A young boy comes of age during the Uruguayan Carnival
Leonardo Ricagni’s story of a young boy’s journey from an illiterate and empty existence to one with spirit and hope uses as its backdrop Uruguay’s festive Carnival. When young Obdulio finds a mentor in the newspaper’s night watchman, he not only learns to read, but to see the magic in the performances of the “Murgas” (Carnival Pierrots) and, in fact, his world.
Obdulio has taken on the responsibility of caring for his grandmother and two younger sisters by forgoing school to sell newspapers on the streets of Montevideo. His dream of becoming a professional football (soccer) player seem far from reach as he struggles to earn what little money he can to supplement his grandmother’s fortune-telling income.
Just as he seems to lose hope, however, a street performer catches his eye and Obdulio’s curiosity leads him to the office of the newspaper’s mysterious night watchman.

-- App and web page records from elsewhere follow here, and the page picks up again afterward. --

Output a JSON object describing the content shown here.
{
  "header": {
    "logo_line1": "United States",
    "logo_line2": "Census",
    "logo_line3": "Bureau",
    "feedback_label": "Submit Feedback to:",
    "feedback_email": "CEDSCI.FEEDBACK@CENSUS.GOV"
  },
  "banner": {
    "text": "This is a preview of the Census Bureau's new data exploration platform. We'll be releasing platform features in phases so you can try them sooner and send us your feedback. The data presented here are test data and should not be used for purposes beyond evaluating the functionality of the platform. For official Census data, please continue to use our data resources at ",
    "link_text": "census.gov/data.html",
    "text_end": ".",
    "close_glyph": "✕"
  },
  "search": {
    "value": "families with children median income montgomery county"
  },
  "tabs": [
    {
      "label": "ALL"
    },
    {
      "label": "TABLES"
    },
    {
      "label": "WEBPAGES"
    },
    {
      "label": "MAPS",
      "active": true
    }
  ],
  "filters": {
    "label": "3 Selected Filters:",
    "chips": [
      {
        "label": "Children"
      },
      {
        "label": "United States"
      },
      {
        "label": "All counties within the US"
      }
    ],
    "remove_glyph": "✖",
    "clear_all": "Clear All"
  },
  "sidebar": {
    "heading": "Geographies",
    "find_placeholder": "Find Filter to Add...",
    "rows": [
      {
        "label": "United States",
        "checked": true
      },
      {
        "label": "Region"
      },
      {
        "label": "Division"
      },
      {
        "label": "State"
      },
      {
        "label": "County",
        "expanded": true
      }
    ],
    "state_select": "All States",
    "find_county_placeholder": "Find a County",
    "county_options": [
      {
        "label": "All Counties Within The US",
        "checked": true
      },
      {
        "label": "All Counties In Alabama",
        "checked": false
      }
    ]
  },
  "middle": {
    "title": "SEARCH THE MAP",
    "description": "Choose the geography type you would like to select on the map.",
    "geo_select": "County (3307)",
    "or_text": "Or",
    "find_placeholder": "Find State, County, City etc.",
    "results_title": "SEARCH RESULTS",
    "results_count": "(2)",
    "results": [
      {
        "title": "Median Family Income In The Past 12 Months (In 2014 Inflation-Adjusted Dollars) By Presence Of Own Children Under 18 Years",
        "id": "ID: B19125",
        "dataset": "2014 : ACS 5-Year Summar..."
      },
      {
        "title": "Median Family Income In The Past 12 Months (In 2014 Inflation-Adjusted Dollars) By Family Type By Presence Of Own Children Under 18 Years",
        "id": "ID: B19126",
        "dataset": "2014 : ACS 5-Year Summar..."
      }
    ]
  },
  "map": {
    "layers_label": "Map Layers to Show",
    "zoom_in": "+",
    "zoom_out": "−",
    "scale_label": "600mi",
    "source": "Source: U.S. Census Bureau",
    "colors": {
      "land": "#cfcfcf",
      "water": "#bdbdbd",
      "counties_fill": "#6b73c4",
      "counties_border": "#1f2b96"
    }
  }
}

Taking him under his wing, this caring and charismatic man uses the lyrics of the Murgas to teach Obdulio to read and to see the inner meaning of the songs.
A Dios Momo is an endearing tale that utilizes the dynamics of different relationships with the main character in addition to more symbolism that any one movie really needs to support the ideals of the movie’s message.
It is Obdulio’s grandmother who sums up this message most explicitly when she says, “Magic evaporates when you lose touch with the spirit of things.” The film’s protagonist seems to go through life completely out of touch with “the spirit of things” as he goes through the motions of peddling a newspaper he can’t even read and focusing on the fame he may one day achieve as a professional sports star.
Audiences may find this film to drag on at times as it seems some scenes reiterate ideas and should probably have been cut. Stylistically, the director wanted to create an artistic picture which feels quite transparent and unnecessary for the story. What’s more, the movie seems to end without much resolution of the movie’s theme or the central character’s situation. It simply falls a bit flat.
A Dios Momo does have heart, however. The contrast between scenes makes for an interesting tapestry of experiences. The relationships between Obdulio and his best friend, his grandmother, the newspaper night watchman, the Murgas, and a local pub owner allow for full development of the central character and empathy for his plight. The ideals of magic and spirituality as represented in the lyrics of the Murgas spell out the movie’s theme. Such ideals are a refreshing focus for a modern movie.
On the surface, A Dios Momo could use some refinement, but its inner meaning is uplifting. If you plan on seeing this film, just take the advice of Obdulio’s grandmother, and keep your eye on “the spirit of things.”